job of this committee will be to study this issue and make some
recommendations," said chairman and South Shore MP Gerald
fishing industry sources addressed the committee and said a
grey seal cull is needed now.
have to get over our fear that some tourists will say, We
cant go to Nova Scotia because they kill seals,
" said Glenn Wadman, operations manager at D.B. Kenney
Fisheries Ltd. on Brier Island.
same tourists will say we cant eat Nova Scotia fish because
they have worms," he said.
years ago, he said, most fish plant workers found only one or
two wormy fish per shift. Now, he said, fish are heavily infested.
The worms come from seal feces, research has shown.
quality of finished product suffers because fillets are sometimes
only fit to be packaged as fish bits after the worms are picked
out of them, said Mr. Wadman.
scientist Mike Hammill said researchers sample seal feces and
analyze stomach contents and also look at fatty acids in seal
tissue to determine what the grey seals are eating.
determined that seals dont always eat a lot of cod. Quite
often, he said, the seals eat species that arent as commercially

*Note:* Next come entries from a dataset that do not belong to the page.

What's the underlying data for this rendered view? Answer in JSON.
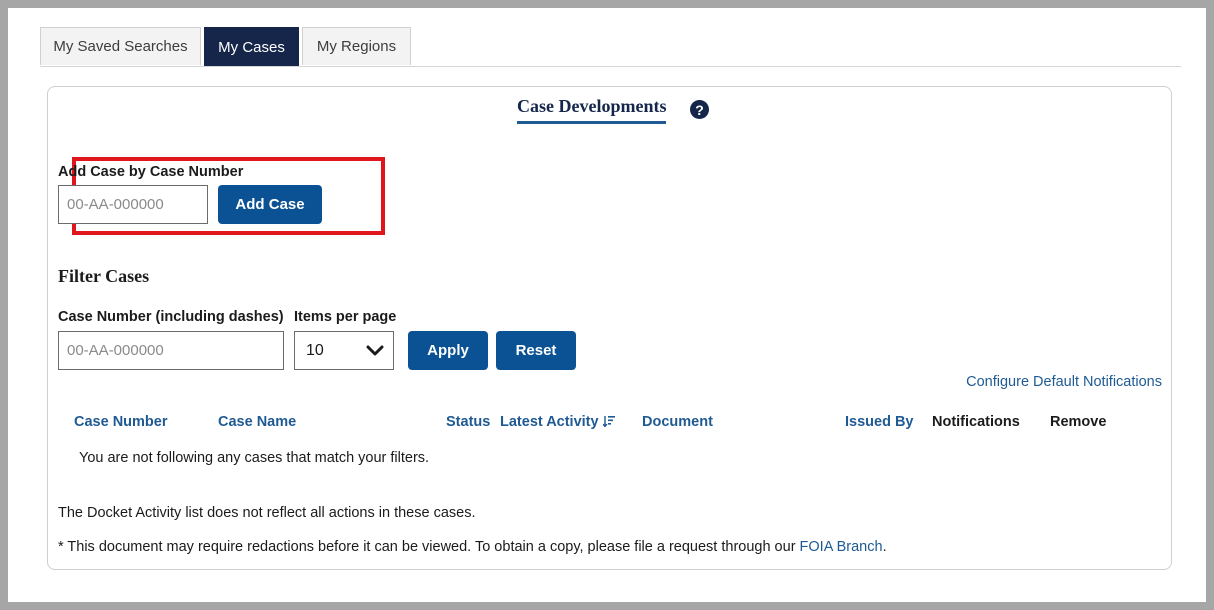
{
  "tabs": [
    "My Saved Searches",
    "My Cases",
    "My Regions"
  ],
  "active_tab": "My Cases",
  "heading": "Case Developments",
  "help_icon": "question-circle-icon",
  "add_case": {
    "label": "Add Case by Case Number",
    "placeholder": "00-AA-000000",
    "value": "",
    "button": "Add Case"
  },
  "filter": {
    "title": "Filter Cases",
    "case_number_label": "Case Number (including dashes)",
    "case_number_placeholder": "00-AA-000000",
    "case_number_value": "",
    "items_label": "Items per page",
    "items_value": "10",
    "apply": "Apply",
    "reset": "Reset"
  },
  "configure_link": "Configure Default Notifications",
  "table": {
    "columns": [
      {
        "label": "Case Number",
        "sortable": true
      },
      {
        "label": "Case Name",
        "sortable": true
      },
      {
        "label": "Status",
        "sortable": true
      },
      {
        "label": "Latest Activity",
        "sortable": true,
        "sorted": "desc"
      },
      {
        "label": "Document",
        "sortable": true
      },
      {
        "label": "Issued By",
        "sortable": true
      },
      {
        "label": "Notifications",
        "sortable": false
      },
      {
        "label": "Remove",
        "sortable": false
      }
    ],
    "empty_message": "You are not following any cases that match your filters."
  },
  "notes": {
    "docket": "The Docket Activity list does not reflect all actions in these cases.",
    "redaction_prefix": "* This document may require redactions before it can be viewed. To obtain a copy, please file a request through our ",
    "redaction_link": "FOIA Branch",
    "redaction_suffix": "."
  },
  "colors": {
    "navy": "#15264a",
    "button_blue": "#0b5295",
    "link_blue": "#1f5a93",
    "highlight_red": "#e0161c"
  }
}
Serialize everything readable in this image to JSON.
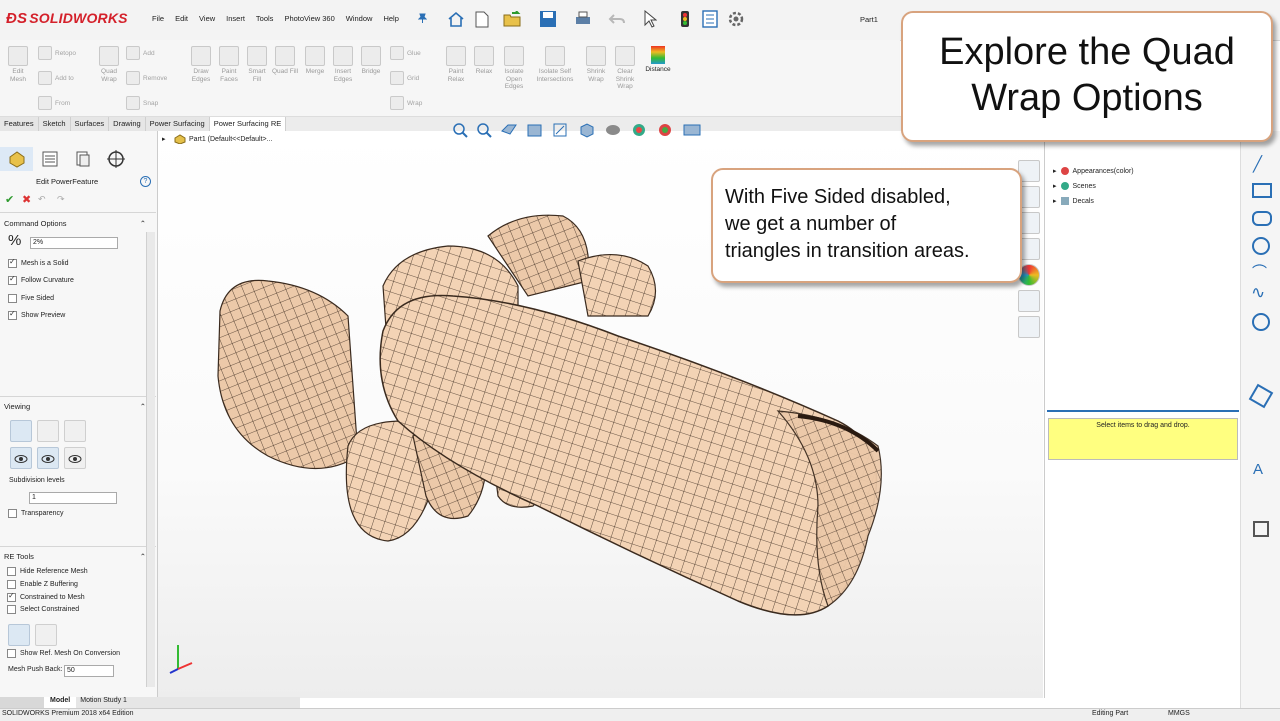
{
  "app": {
    "logo_text": "SOLIDWORKS",
    "document_title": "Part1",
    "menus": [
      "File",
      "Edit",
      "View",
      "Insert",
      "Tools",
      "PhotoView 360",
      "Window",
      "Help"
    ]
  },
  "command_manager": {
    "buttons": [
      {
        "label": "Edit Mesh",
        "icon": "edit-mesh-icon"
      },
      {
        "label": "Quad Wrap",
        "icon": "quad-wrap-icon"
      },
      {
        "label": "Draw Edges",
        "icon": "draw-edges-icon"
      },
      {
        "label": "Paint Faces",
        "icon": "paint-faces-icon"
      },
      {
        "label": "Smart Fill",
        "icon": "smart-fill-icon"
      },
      {
        "label": "Quad Fill",
        "icon": "quad-fill-icon"
      },
      {
        "label": "Merge",
        "icon": "merge-icon"
      },
      {
        "label": "Insert Edges",
        "icon": "insert-edges-icon"
      },
      {
        "label": "Bridge",
        "icon": "bridge-icon"
      },
      {
        "label": "Paint Relax",
        "icon": "paint-relax-icon"
      },
      {
        "label": "Relax",
        "icon": "relax-icon"
      },
      {
        "label": "Isolate Open Edges",
        "icon": "isolate-open-edges-icon"
      },
      {
        "label": "Isolate Self Intersections",
        "icon": "isolate-self-intersections-icon"
      },
      {
        "label": "Shrink Wrap",
        "icon": "shrink-wrap-icon"
      },
      {
        "label": "Clear Shrink Wrap",
        "icon": "clear-shrink-wrap-icon"
      },
      {
        "label": "Distance",
        "icon": "distance-icon"
      }
    ],
    "side_buttons": {
      "retopo": "Retopo",
      "add_to": "Add to",
      "from": "From",
      "add": "Add",
      "remove": "Remove",
      "snap": "Snap",
      "glue": "Glue",
      "grid": "Grid",
      "wrap": "Wrap"
    }
  },
  "tabs": [
    "Features",
    "Sketch",
    "Surfaces",
    "Drawing",
    "Power Surfacing",
    "Power Surfacing RE"
  ],
  "active_tab": "Power Surfacing RE",
  "feature_tree": {
    "breadcrumb": "Part1  (Default<<Default>..."
  },
  "property_manager": {
    "title": "Edit PowerFeature",
    "command_options": {
      "header": "Command Options",
      "percent_symbol": "%",
      "percent_value": "2%",
      "mesh_is_solid": {
        "label": "Mesh is a Solid",
        "checked": true
      },
      "follow_curvature": {
        "label": "Follow Curvature",
        "checked": true
      },
      "five_sided": {
        "label": "Five Sided",
        "checked": false
      },
      "show_preview": {
        "label": "Show Preview",
        "checked": true
      }
    },
    "viewing": {
      "header": "Viewing",
      "subdivision_label": "Subdivision levels",
      "subdivision_value": "1",
      "transparency": {
        "label": "Transparency",
        "checked": false
      }
    },
    "re_tools": {
      "header": "RE Tools",
      "hide_reference_mesh": {
        "label": "Hide Reference Mesh",
        "checked": false
      },
      "enable_z_buffering": {
        "label": "Enable Z Buffering",
        "checked": false
      },
      "constrained_to_mesh": {
        "label": "Constrained to Mesh",
        "checked": true
      },
      "select_constrained": {
        "label": "Select Constrained",
        "checked": false
      },
      "show_ref_mesh": {
        "label": "Show Ref. Mesh On Conversion",
        "checked": false
      },
      "mesh_push_back_label": "Mesh Push Back:",
      "mesh_push_back_value": "50"
    }
  },
  "task_pane": {
    "items": [
      "Appearances(color)",
      "Scenes",
      "Decals"
    ],
    "drop_hint": "Select items to drag and drop."
  },
  "bottom_tabs": [
    "Model",
    "Motion Study 1"
  ],
  "status": {
    "edition": "SOLIDWORKS Premium 2018 x64 Edition",
    "mode": "Editing Part",
    "units": "MMGS"
  },
  "callouts": {
    "main_line1": "Explore the Quad",
    "main_line2": "Wrap Options",
    "sub_line1": "With Five Sided disabled,",
    "sub_line2": "we get a number of",
    "sub_line3": "triangles in transition areas."
  },
  "colors": {
    "brand_red": "#d4202a",
    "mesh_fill": "#f3d3b5",
    "mesh_line": "#3a2a1e",
    "callout_border": "#d8a37e",
    "drop_zone": "#ffff80"
  }
}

important, such sand lance and redfish.
the amount of cod making up a grey seals diet can jump
to a high of 40 per cent or a low of 10 per cent, depending
on the location and time of year, he said.
grey seal population is now estimated to be 260,000-strong in
Atlantic Canada, up from 20,000 in the 1970s.
Island and the Scotian Shelf are where most of the seal congregate,
said Mr. Hammill.
years grey seal harvesting quota is 2,100 in the Gulf
of St. Lawrence and 8,300 on the Scotian Shelf, although only
1,800 have been taken so far, he said.
winter we intend to carry out another survey," said Mr.
MacKenzie of the Grey Seal Conservation
Society was the only presenter who wanted to save the seals.
have realized that fishing itself has altered the ocean
ecosystem and removal
of large predatory animals like grey seals will alter it
more, she argued.
why Canada should stop commercial seal hunting, she said.